With opposition challenges from both the left and right, unemployment and crime at near record levels and a new generation growing up with no memory of the struggle against white-minority rule, the ruling party may lose its absolute majority and be forced to share power.

The Independent Electoral Commission (IEC) reported that voting was proceeding smoothly in most of the country despite long queues at busy centres, but that seven percent of stations opened late because of delays in delivering election materials.

After voting, President Cyril Ramaphosa, who is seeking re-election, said: "I have no doubt whatsoever in my heart of hearts that the people will once again invest confidence in the ANC to continue leading this country."

But John Steenhuisen, leader of the biggest opposition party the Democratic Alliance (DA), predicted no single party would win an outright majority, creating an opening for his party and an alliance of smaller outfits.

"For the first time in 30 years, there's an opportunity for change in South Africa", he said after voting in his home city, Durban.

In Soweto, the president's hometown and the unofficial capital of the anti-apartheid battle, elderly ANC loyalists turned out early but, as the queues lengthened, there were signs of disillusionment among younger voters.

Kqomotso Mtumba, a 44-year-old bank official, sporting burgundy and black beaded braids, said she voted ANC in the past but had now chosen an "upcoming party" whose manifesto had impressed her.

"The last party I voted for, their promises didn't work out so I'll be trying this one," she said.

Nkateko Maranele, 29, a fashion designer studying for a master's degree, complained about the organisation of the poll and about the lethargy of her fellow young adults.

"I have voted in one other national election and two provincial elections and this is by far the most disorganised, there was a lot of back and forth, it's like they don't know what they are doing," she said.

"People are frustrated, angry and are demanding change, but the young people who are most affected are going nowhere to vote, waiting for change from their beds."

Voters will choose the 400 members of the National Assembly who in the coming weeks will then choose a president from among their number.

For the first time since the advent of democracy in 1994, the ANC could be forced to negotiate a coalition to remain in government.

"South Africa's general election is a watershed moment in the political history of the country," said Aleix Montana, an analyst at risk intelligence company Verisk Maplecroft.

Under the leadership of the late Nelson Mandela, the ANC won freedom for black South Africans after decades of apartheid, then lifted millions out of poverty by creating a broad social welfare system.

- Strong foundation -

But many in the country of 62 million are fed up with high unemployment, currently at 32.9 percent, rampant crime, corruption scandals, and regular power cuts and water shortages.

The economy grew a meagre 0.6 percent in 2023, and polls suggest the ANC could win as little as 40 percent of the vote, down from 57 percent in 2019.

If the ANC wins fewer than 201 seats, Ramaphosa would have to negotiate with opposition parties and independent MPs to secure a majority.

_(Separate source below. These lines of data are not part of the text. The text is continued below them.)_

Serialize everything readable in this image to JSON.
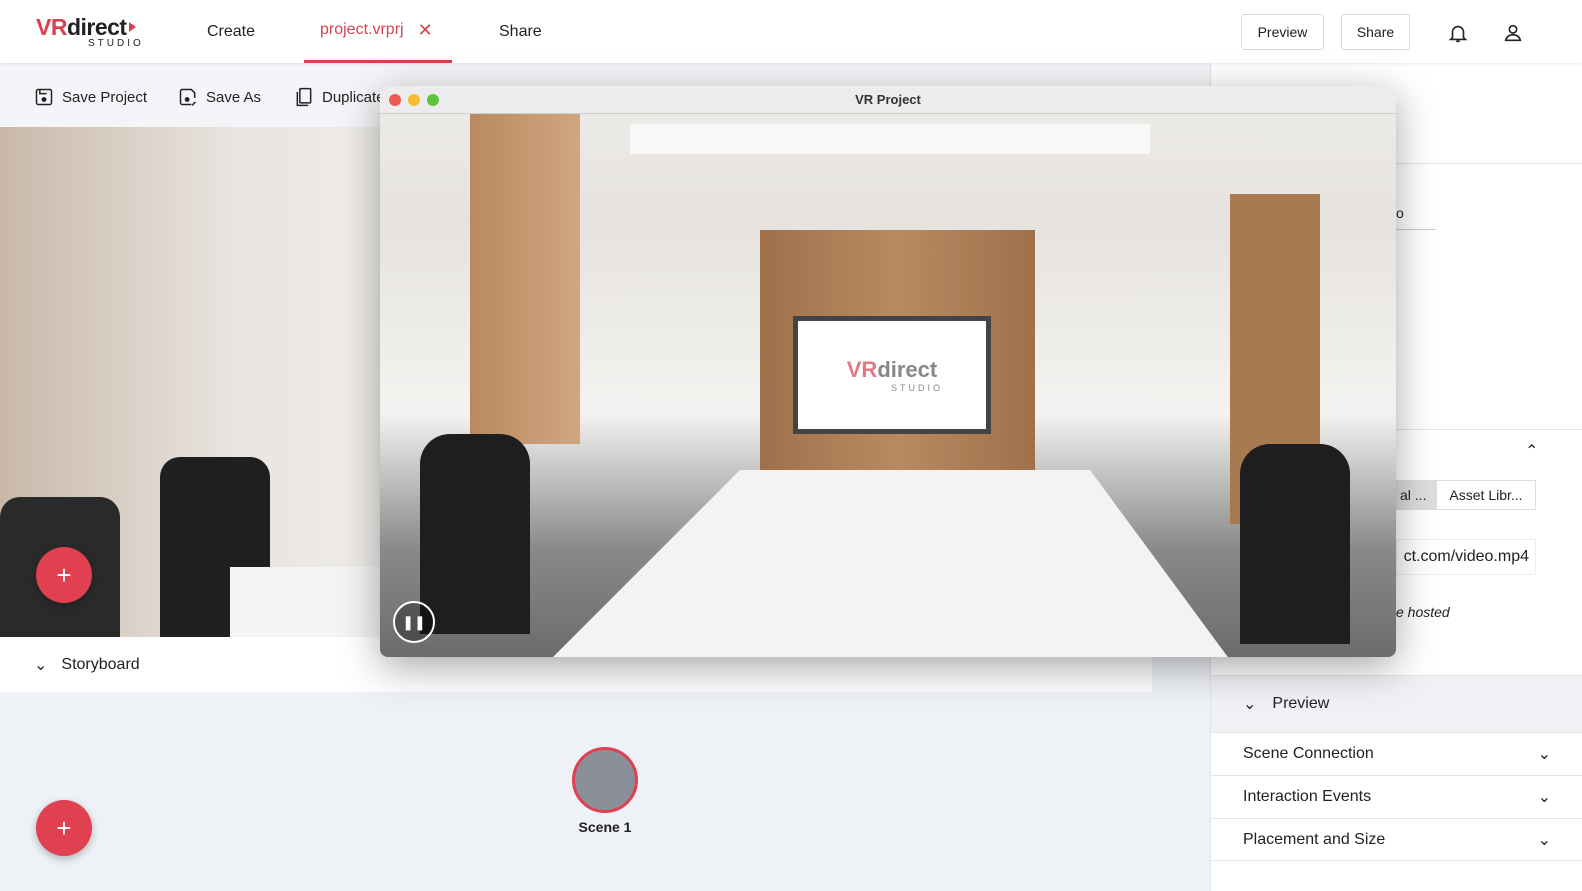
{
  "header": {
    "logo_main": "VRdirect",
    "logo_sub": "STUDIO",
    "nav": [
      "Create",
      "project.vrprj",
      "Share"
    ],
    "preview_btn": "Preview",
    "share_btn": "Share"
  },
  "toolbar": {
    "save": "Save Project",
    "save_as": "Save As",
    "duplicate": "Duplicate"
  },
  "window": {
    "title": "VR Project",
    "screen_logo_main": "VRdirect",
    "screen_logo_sub": "STUDIO"
  },
  "storyboard": {
    "label": "Storyboard",
    "scene": "Scene 1"
  },
  "panel": {
    "partial_field": "o",
    "tab_partial": "al ...",
    "tab_asset": "Asset Libr...",
    "url_partial": "ct.com/video.mp4",
    "hint_partial": "e hosted",
    "preview": "Preview",
    "sections": [
      "Scene Connection",
      "Interaction Events",
      "Placement and Size"
    ]
  },
  "colors": {
    "accent": "#d8414f"
  }
}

It could face stark choices.

On the right, the DA has vowed to "Rescue South Africa" through clean governance, privatisation and deregulation but has struggled to shake off its image as a party for the white minority.

Polls put DA support below 25 percent.

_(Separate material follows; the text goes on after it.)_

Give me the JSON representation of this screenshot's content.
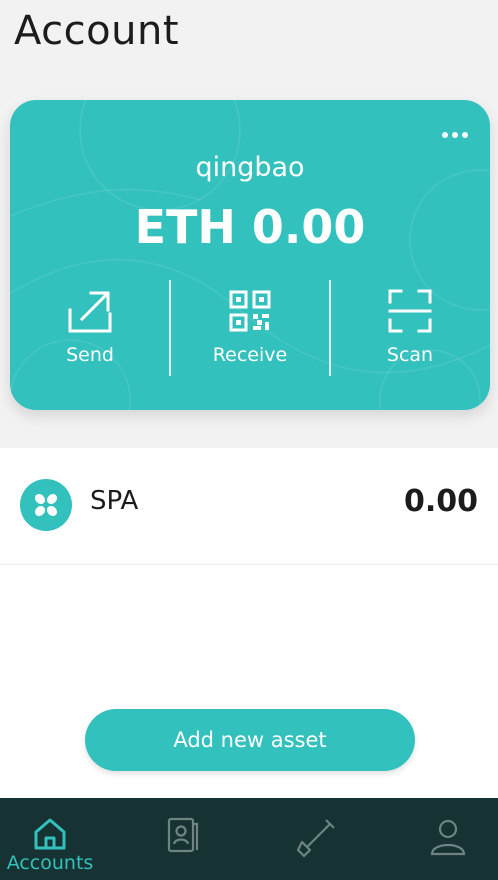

On the left, it is bleeding support to former president Jacob Zuma's uMkhonto weSizwe (MK) and Julius Malema's Economic Freedom Fighters (EFF), which are pushing for land redistribution and nationalisations.

Polls estimate these two parties are tied at around 10 percent.

Malema waited alongside ordinary voters for four hours to cast his ballot.

"We are calling on the IEC to be more efficient and try to reduce the queues," he told journalists outside his polling station. Long queues were causing people to leave before voting, which compromised the freedom and fairness of the elections, he said.

- Easier deal? -

Once an ANC stalwart, Zuma fell out with his old party after being forced out of office under a cloud of corruption allegations in 2018.

Were the ANC to come close to 50 percent it could strike an easier deal with some of the dozens of smaller groups in the running. Full results are not expected before the weekend.

F.Pavlenko--BTB